◆ **PROVIDED INFORMATION**
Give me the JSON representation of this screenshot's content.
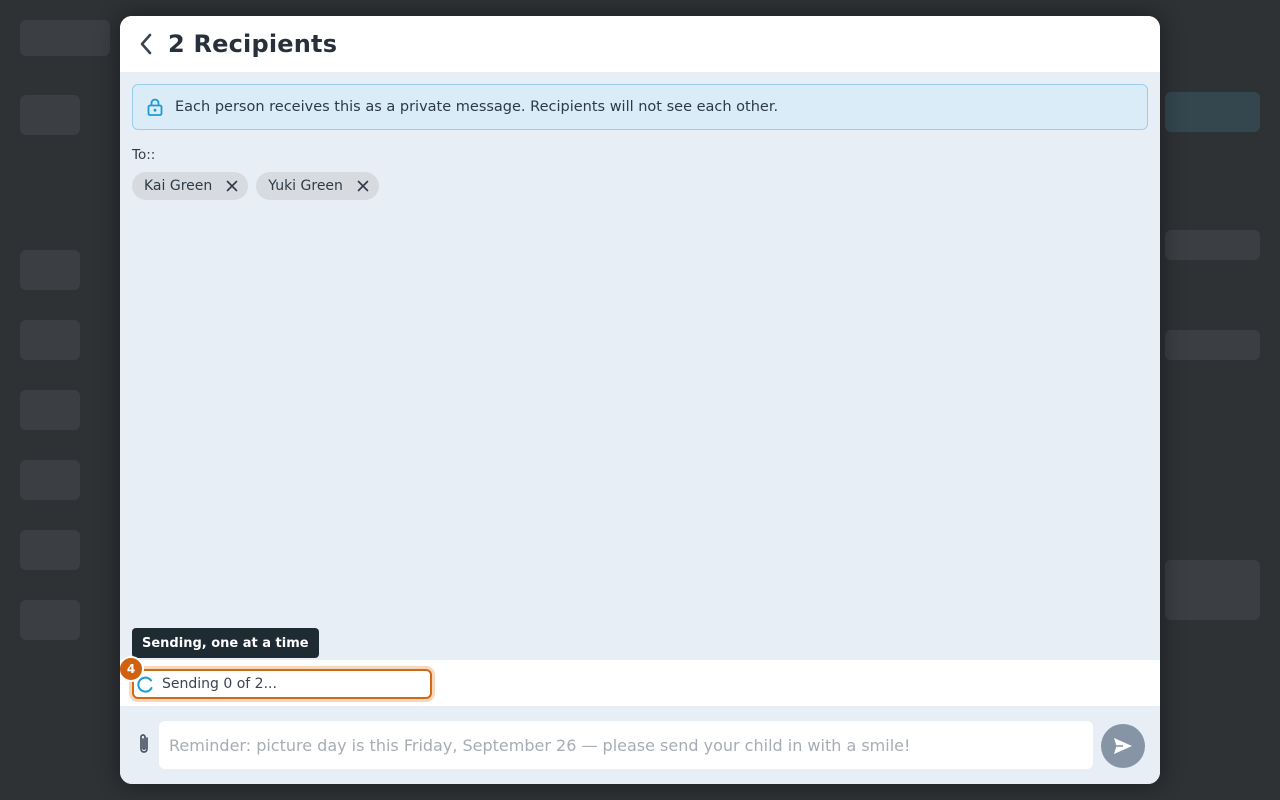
{
  "modal": {
    "title": "2 Recipients"
  },
  "info_banner": {
    "text": "Each person receives this as a private message. Recipients will not see each other."
  },
  "recipients": {
    "label": "To::",
    "chips": [
      {
        "name": "Kai Green"
      },
      {
        "name": "Yuki Green"
      }
    ]
  },
  "status": {
    "tooltip": "Sending, one at a time",
    "step_number": "4",
    "text": "Sending 0 of 2..."
  },
  "composer": {
    "placeholder": "Reminder: picture day is this Friday, September 26 — please send your child in with a smile!"
  },
  "colors": {
    "accent_orange": "#d1600f",
    "info_bg": "#d9ecf7",
    "send_button": "#8794a6"
  },
  "icons": [
    "chevron-left-icon",
    "lock-icon",
    "close-icon",
    "spinner-icon",
    "paperclip-icon",
    "send-icon"
  ]
}
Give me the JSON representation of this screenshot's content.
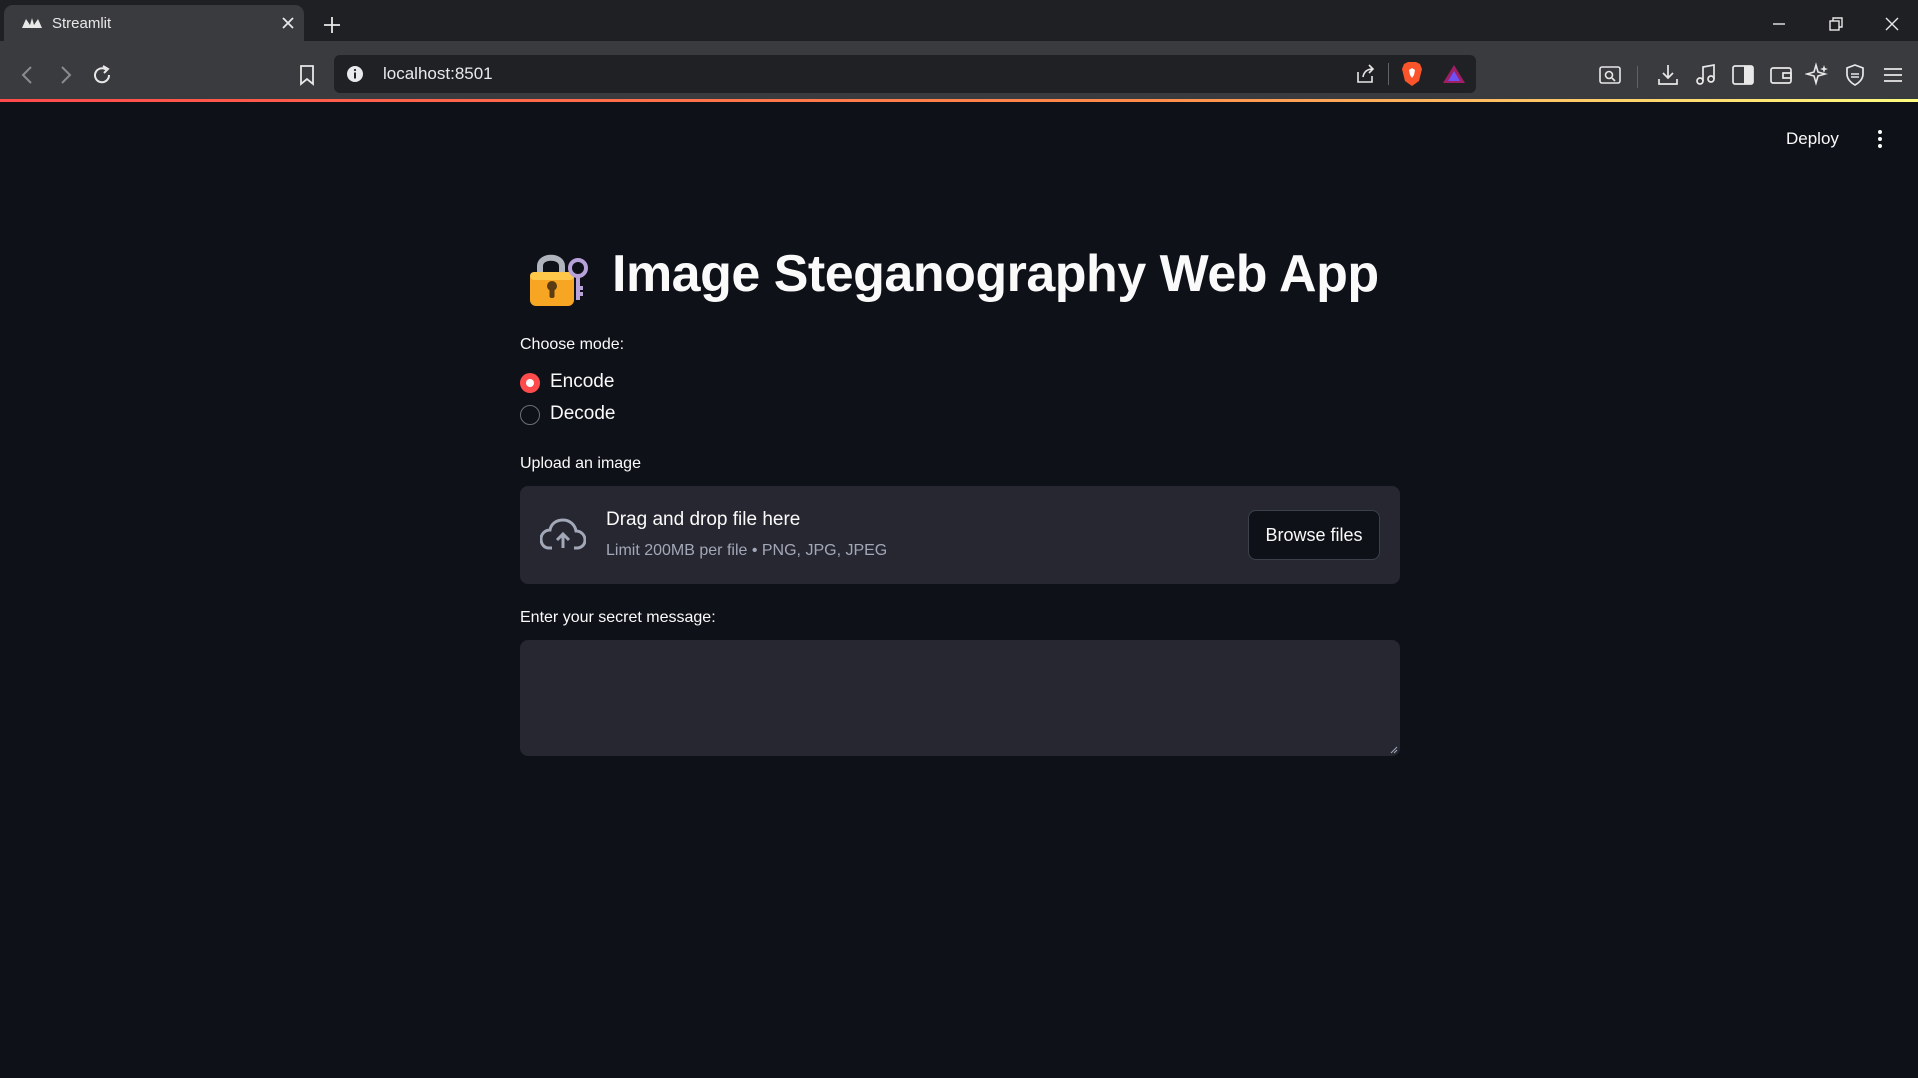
{
  "browser": {
    "tab_title": "Streamlit",
    "url": "localhost:8501"
  },
  "app": {
    "deploy_label": "Deploy",
    "title": "Image Steganography Web App",
    "mode_label": "Choose mode:",
    "modes": [
      {
        "label": "Encode",
        "selected": true
      },
      {
        "label": "Decode",
        "selected": false
      }
    ],
    "upload_label": "Upload an image",
    "dropzone_title": "Drag and drop file here",
    "dropzone_limit": "Limit 200MB per file • PNG, JPG, JPEG",
    "browse_label": "Browse files",
    "message_label": "Enter your secret message:",
    "message_value": ""
  },
  "colors": {
    "accent": "#ff4b4b",
    "background": "#0e1117",
    "widget_bg": "#262730"
  }
}
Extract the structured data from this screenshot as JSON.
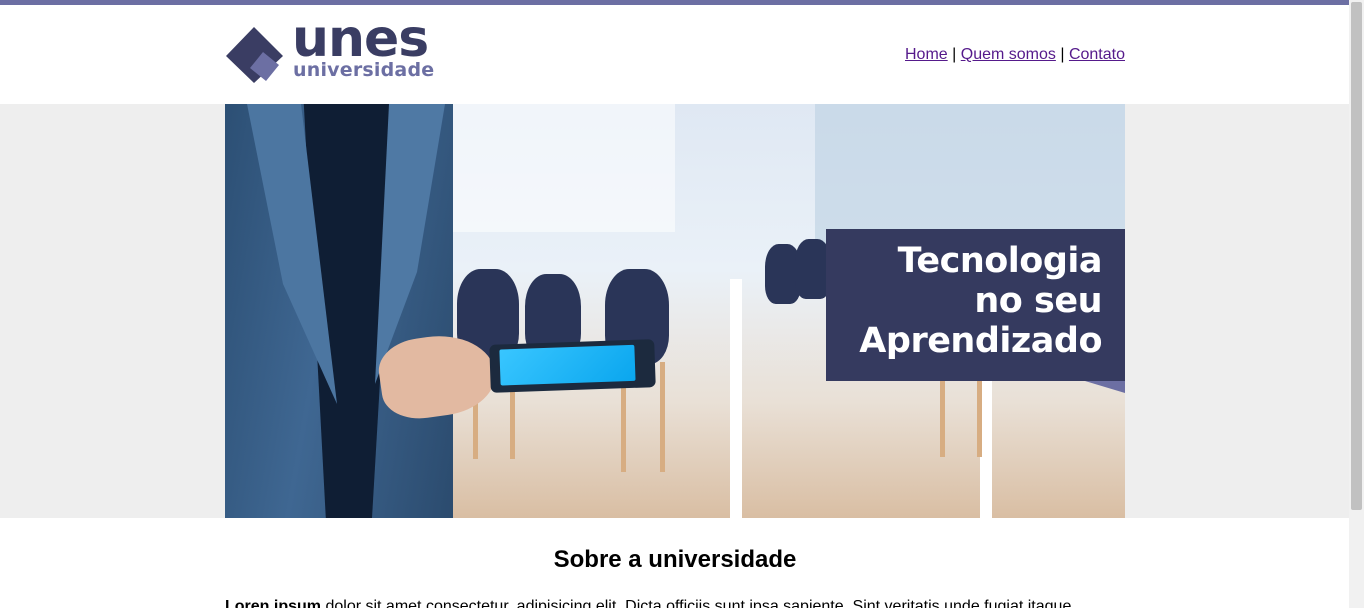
{
  "brand": {
    "name": "unes",
    "subtitle": "universidade",
    "primary_color": "#3a3d63",
    "accent_color": "#6c6fa3"
  },
  "nav": {
    "items": [
      {
        "label": "Home"
      },
      {
        "label": "Quem somos"
      },
      {
        "label": "Contato"
      }
    ],
    "separator": "|"
  },
  "hero": {
    "tagline_lines": [
      "Tecnologia",
      "no seu",
      "Aprendizado"
    ]
  },
  "main": {
    "section_title": "Sobre a universidade",
    "intro_bold": "Loren ipsum",
    "intro_text": " dolor sit amet consectetur, adipisicing elit. Dicta officiis sunt ipsa sapiente. Sint veritatis unde fugiat itaque."
  }
}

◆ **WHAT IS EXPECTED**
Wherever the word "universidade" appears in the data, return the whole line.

◆ **FINISHED TASK**
    "subtitle": "universidade",
    "section_title": "Sobre a universidade",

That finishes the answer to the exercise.